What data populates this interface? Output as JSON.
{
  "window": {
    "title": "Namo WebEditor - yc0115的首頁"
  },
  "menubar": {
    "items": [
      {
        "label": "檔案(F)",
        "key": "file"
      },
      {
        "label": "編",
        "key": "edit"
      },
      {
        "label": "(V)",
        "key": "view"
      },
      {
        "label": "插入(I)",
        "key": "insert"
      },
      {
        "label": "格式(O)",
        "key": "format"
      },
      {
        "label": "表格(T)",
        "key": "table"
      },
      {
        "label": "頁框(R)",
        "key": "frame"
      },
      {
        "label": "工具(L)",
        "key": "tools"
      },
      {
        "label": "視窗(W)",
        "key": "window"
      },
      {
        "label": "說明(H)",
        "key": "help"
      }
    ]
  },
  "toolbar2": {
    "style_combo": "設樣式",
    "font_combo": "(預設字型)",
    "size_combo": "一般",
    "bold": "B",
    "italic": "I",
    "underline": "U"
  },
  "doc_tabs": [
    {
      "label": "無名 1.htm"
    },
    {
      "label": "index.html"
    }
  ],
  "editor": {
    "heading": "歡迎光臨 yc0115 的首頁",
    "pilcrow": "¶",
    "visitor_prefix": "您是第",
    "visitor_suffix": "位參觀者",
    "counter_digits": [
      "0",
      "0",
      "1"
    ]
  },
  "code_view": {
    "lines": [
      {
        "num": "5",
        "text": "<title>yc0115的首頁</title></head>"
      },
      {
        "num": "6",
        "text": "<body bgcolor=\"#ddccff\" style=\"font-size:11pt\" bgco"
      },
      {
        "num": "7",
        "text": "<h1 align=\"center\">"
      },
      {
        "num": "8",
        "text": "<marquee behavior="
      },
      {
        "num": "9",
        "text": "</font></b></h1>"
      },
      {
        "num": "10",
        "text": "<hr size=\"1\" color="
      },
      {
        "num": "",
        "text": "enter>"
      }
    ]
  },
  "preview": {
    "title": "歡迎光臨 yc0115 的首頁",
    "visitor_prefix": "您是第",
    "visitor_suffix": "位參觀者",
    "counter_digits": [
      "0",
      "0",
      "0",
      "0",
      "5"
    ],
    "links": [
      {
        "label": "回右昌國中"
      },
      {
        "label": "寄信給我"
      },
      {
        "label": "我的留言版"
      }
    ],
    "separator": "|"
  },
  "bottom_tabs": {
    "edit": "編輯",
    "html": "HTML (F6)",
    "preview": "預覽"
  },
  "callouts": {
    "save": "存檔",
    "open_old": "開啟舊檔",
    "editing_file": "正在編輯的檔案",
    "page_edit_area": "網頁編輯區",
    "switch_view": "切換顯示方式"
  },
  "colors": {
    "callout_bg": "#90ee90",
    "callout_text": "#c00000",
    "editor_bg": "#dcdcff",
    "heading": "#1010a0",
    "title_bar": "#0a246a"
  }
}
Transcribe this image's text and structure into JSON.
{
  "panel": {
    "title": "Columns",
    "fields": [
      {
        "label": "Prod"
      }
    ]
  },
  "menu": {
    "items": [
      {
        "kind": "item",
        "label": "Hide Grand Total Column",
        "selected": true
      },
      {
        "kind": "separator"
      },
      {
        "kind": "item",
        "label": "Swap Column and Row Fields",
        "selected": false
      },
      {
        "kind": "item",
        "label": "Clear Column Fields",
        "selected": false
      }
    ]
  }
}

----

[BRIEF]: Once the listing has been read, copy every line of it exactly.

[EXERCISE RESULT]:
What data populates this interface? Output as JSON.
{
  "window": {
    "title": "Namo WebEditor - yc0115的首頁"
  },
  "menubar": {
    "items": [
      {
        "label": "檔案(F)",
        "key": "file"
      },
      {
        "label": "編",
        "key": "edit"
      },
      {
        "label": "(V)",
        "key": "view"
      },
      {
        "label": "插入(I)",
        "key": "insert"
      },
      {
        "label": "格式(O)",
        "key": "format"
      },
      {
        "label": "表格(T)",
        "key": "table"
      },
      {
        "label": "頁框(R)",
        "key": "frame"
      },
      {
        "label": "工具(L)",
        "key": "tools"
      },
      {
        "label": "視窗(W)",
        "key": "window"
      },
      {
        "label": "說明(H)",
        "key": "help"
      }
    ]
  },
  "toolbar2": {
    "style_combo": "設樣式",
    "font_combo": "(預設字型)",
    "size_combo": "一般",
    "bold": "B",
    "italic": "I",
    "underline": "U"
  },
  "doc_tabs": [
    {
      "label": "無名 1.htm"
    },
    {
      "label": "index.html"
    }
  ],
  "editor": {
    "heading": "歡迎光臨 yc0115 的首頁",
    "pilcrow": "¶",
    "visitor_prefix": "您是第",
    "visitor_suffix": "位參觀者",
    "counter_digits": [
      "0",
      "0",
      "1"
    ]
  },
  "code_view": {
    "lines": [
      {
        "num": "5",
        "text": "<title>yc0115的首頁</title></head>"
      },
      {
        "num": "6",
        "text": "<body bgcolor=\"#ddccff\" style=\"font-size:11pt\" bgco"
      },
      {
        "num": "7",
        "text": "<h1 align=\"center\">"
      },
      {
        "num": "8",
        "text": "<marquee behavior="
      },
      {
        "num": "9",
        "text": "</font></b></h1>"
      },
      {
        "num": "10",
        "text": "<hr size=\"1\" color="
      },
      {
        "num": "",
        "text": "enter>"
      }
    ]
  },
  "preview": {
    "title": "歡迎光臨 yc0115 的首頁",
    "visitor_prefix": "您是第",
    "visitor_suffix": "位參觀者",
    "counter_digits": [
      "0",
      "0",
      "0",
      "0",
      "5"
    ],
    "links": [
      {
        "label": "回右昌國中"
      },
      {
        "label": "寄信給我"
      },
      {
        "label": "我的留言版"
      }
    ],
    "separator": "|"
  },
  "bottom_tabs": {
    "edit": "編輯",
    "html": "HTML (F6)",
    "preview": "預覽"
  },
  "callouts": {
    "save": "存檔",
    "open_old": "開啟舊檔",
    "editing_file": "正在編輯的檔案",
    "page_edit_area": "網頁編輯區",
    "switch_view": "切換顯示方式"
  },
  "colors": {
    "callout_bg": "#90ee90",
    "callout_text": "#c00000",
    "editor_bg": "#dcdcff",
    "heading": "#1010a0",
    "title_bar": "#0a246a"
  }
}
Transcribe this image's text and structure into JSON.
{
  "panel": {
    "title": "Columns",
    "fields": [
      {
        "label": "Prod"
      }
    ]
  },
  "menu": {
    "items": [
      {
        "kind": "item",
        "label": "Hide Grand Total Column",
        "selected": true
      },
      {
        "kind": "separator"
      },
      {
        "kind": "item",
        "label": "Swap Column and Row Fields",
        "selected": false
      },
      {
        "kind": "item",
        "label": "Clear Column Fields",
        "selected": false
      }
    ]
  }
}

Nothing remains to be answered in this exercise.